» **Task description**: Write out every line below that includes the word "heading".

» **Entries from a dataset of interfaces**:
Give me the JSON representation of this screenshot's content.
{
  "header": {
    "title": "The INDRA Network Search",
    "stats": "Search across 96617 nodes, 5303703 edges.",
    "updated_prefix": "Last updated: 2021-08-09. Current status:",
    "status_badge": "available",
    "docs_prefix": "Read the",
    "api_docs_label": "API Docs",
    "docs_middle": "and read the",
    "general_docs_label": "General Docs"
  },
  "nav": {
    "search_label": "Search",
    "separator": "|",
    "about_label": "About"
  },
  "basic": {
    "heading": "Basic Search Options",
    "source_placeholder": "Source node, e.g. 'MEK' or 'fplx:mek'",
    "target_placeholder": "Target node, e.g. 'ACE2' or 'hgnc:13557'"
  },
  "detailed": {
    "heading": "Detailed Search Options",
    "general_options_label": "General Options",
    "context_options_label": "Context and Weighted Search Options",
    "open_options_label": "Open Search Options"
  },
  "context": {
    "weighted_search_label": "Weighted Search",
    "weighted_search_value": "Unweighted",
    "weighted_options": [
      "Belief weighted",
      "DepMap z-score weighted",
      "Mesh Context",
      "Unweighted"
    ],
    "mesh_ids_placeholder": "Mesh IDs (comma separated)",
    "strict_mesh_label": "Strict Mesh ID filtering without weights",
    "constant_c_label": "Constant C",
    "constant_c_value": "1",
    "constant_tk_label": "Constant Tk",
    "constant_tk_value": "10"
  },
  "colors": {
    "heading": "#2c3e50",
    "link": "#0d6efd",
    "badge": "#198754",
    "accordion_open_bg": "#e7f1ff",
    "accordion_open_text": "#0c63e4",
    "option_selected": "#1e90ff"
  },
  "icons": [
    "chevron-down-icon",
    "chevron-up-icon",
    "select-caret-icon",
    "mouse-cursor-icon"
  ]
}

» **Solution**:
    "heading": "Basic Search Options",
    "heading": "Detailed Search Options",
    "heading": "#2c3e50",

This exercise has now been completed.